- Tower Hamlets
Matthew Kershaw, NHS trust special administrator, was greeted with angry boos and cries of “shame” yesterday, as he met with people in Lewisham to hear their views on the proposals to shut Lewisham Hospital’s A&E and maternity units.
Kershaw arrived at the Calabash Centre on George Lane and had to be escorted into the building by a security team as protesters chanted outside. Attendance at the public meeting was so high that an overflow room was required to accomodate everybody present.
The Q&A session was delivered by a panel of experts who helped to compile the recommendations for closure, including Dr Michael Marrinan, medical director of King’s College Hospital Foundation Trust. Kershaw was also joined by Dr Jane Fryer, chief medical advisor to the Trust Special Administrator, and Dr Andy Mitchell, medical director of NHS London.
Gavin Grey, an independent journalist and chair for the meeting, introduced the panel to a chorus of “shame on you!” from the audience. During the heated exchange, a team of protestors remained outside the building and continued to demonstrate until Kershaw left.
Private Finance Initiative, sustainability, capacity and transport times were some of the issues raised at the meeting.
The question “Where are babies going to go?” was shouted as the panel tried to explain how the proposals could improve patient care. Marrinan’s response that they would go to other hospitals in south-east London was met with cries of outrage.
Questions became centred on how busy hospitals would cope with the influx of patients, should the proposed changes be made to Lewisham’s services. In response to this, Kershaw said: “We understand that at this moment there are pressures on the hospital system. Nobody is disputing that. I work in and out of south London Healthcare trusts everyday and I see it myself.
“What we are saying is that the changes that we are making, that GPs and commissioners have worked on with us, will get people out of hospitals quicker when they are ready, and that will change capacity in the system.
“We are also talking about creating capacity where it’s needed. That’s a part of the transition plan, both in terms of the cost of that and the time it takes to do it.”
Audience members repeatedly brought up the issue of PFI throughout the public consultation. Kershaw explained: “What I cannot do is take away the PFI issue that exists. The PFI contracts are there, the buildings are there, it’s a policy that I cannot change. The NHS has contracts with those companies.
“I am saying firstly that the local NHS shouldn’t pay what it can’t afford. There are PFIs all around the country, the vast majority of which work perfectly well.

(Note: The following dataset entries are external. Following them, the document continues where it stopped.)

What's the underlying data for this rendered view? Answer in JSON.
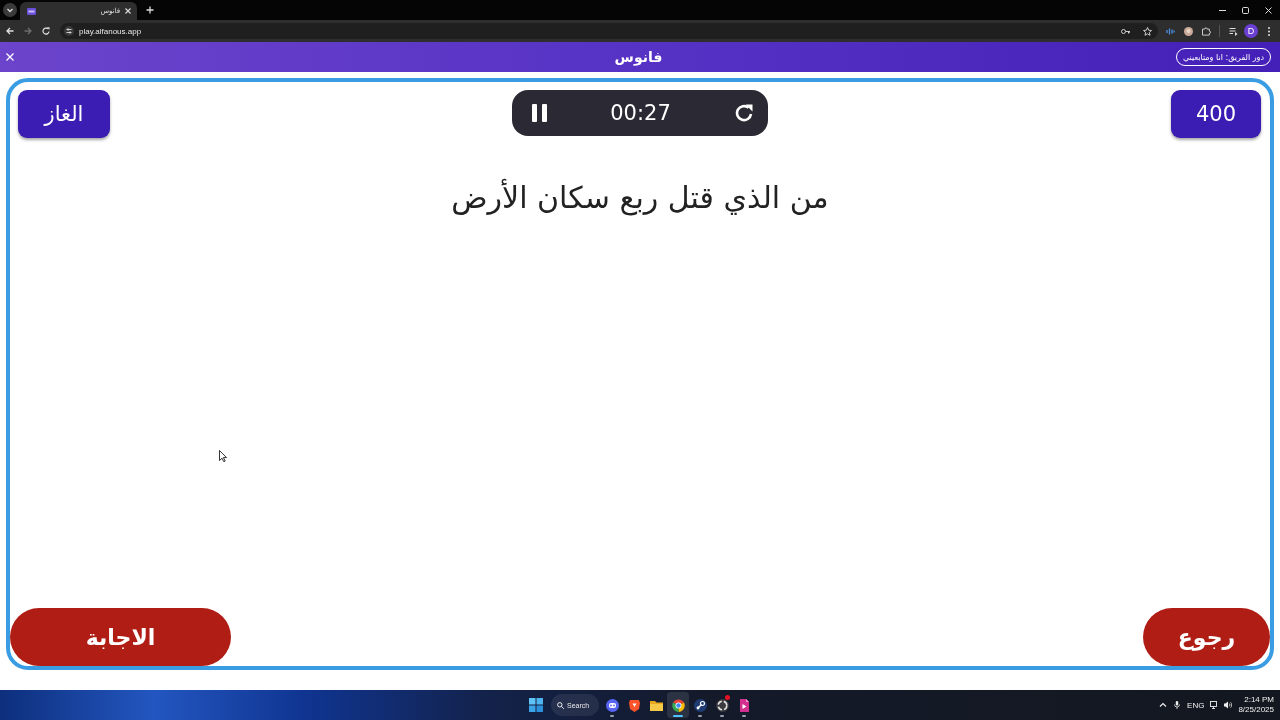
{
  "browser": {
    "tab": {
      "title": "فانوس"
    },
    "nav": {
      "back_disabled": false,
      "forward_disabled": true
    },
    "address": "play.alfanous.app",
    "profile_initial": "D"
  },
  "header": {
    "logo": "فانوس",
    "team_button": "دور الفريق: انا ومتابعيني"
  },
  "game": {
    "category": "الغاز",
    "timer": {
      "time": "00:27",
      "running": true
    },
    "points": "400",
    "question": "من الذي قتل ربع سكان الأرض",
    "answer_button": "الاجابة",
    "back_button": "رجوع"
  },
  "taskbar": {
    "search": "Search",
    "apps": [
      {
        "kind": "discord",
        "open": true,
        "active": false,
        "badge": false
      },
      {
        "kind": "brave",
        "open": false,
        "active": false,
        "badge": false
      },
      {
        "kind": "files",
        "open": false,
        "active": false,
        "badge": false
      },
      {
        "kind": "chrome",
        "open": true,
        "active": true,
        "badge": false
      },
      {
        "kind": "steam",
        "open": true,
        "active": false,
        "badge": false
      },
      {
        "kind": "obs",
        "open": true,
        "active": false,
        "badge": true
      },
      {
        "kind": "page",
        "open": true,
        "active": false,
        "badge": false
      }
    ],
    "language": "ENG",
    "time": "2:14 PM",
    "date": "8/25/2025"
  }
}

There is a small number across the country where there is a gap between affordability, and what is available locally. In south London there are two of these hospitals, one in Woolwich and one in Bromley.”
When asked what ambulance response times were, Hannah Farrar, Kershaw’s strategic advisor said: “The average journey time from the point of which the patient is picked up to getting to Lewisham hospital at the moment is 13.2 minutes.
“If the recommendations were accepted and there were changes to the services at Lewisham, the average journey time would become 20.6 minutes. That is a peak time, blue light ambulance journey time.”
After being pressed on the subject of critical patients, such as those who have suffered heart attacks or strokes, Farrar replied: “South-east London at the moment has a heart attack centre at St Thomas’s. If you were to have a heart attack in this borough, that is where the London Ambulance Service takes you now.
“If you have a stroke in this borough, you are taken to King’s College Hospital or to the Princess Royal in Bromley, and the target time to do that is 30 minutes. These proposals don’t make any changes to this.”
An audience member addressed the three doctors on the panel, and asked them: “You say that some of you have been a part of the NHS for over 20 years. At what point did you have the spirit and the fight squeezed out of you?”
Dr Fryer insisted that Lewisham A&E will not shut and that over 70 per cent of those already taken in would still continue to be treated there. Dr Fryer added: “For the people who are the most urgently ill, they will be taken to one of four other hospitals.”
Fighting his way through angry crowds, Kershaw was escorted out of the building by police and security guards. Protesters followed behind, shouting: “No ifs, no buts, no NHS cuts!”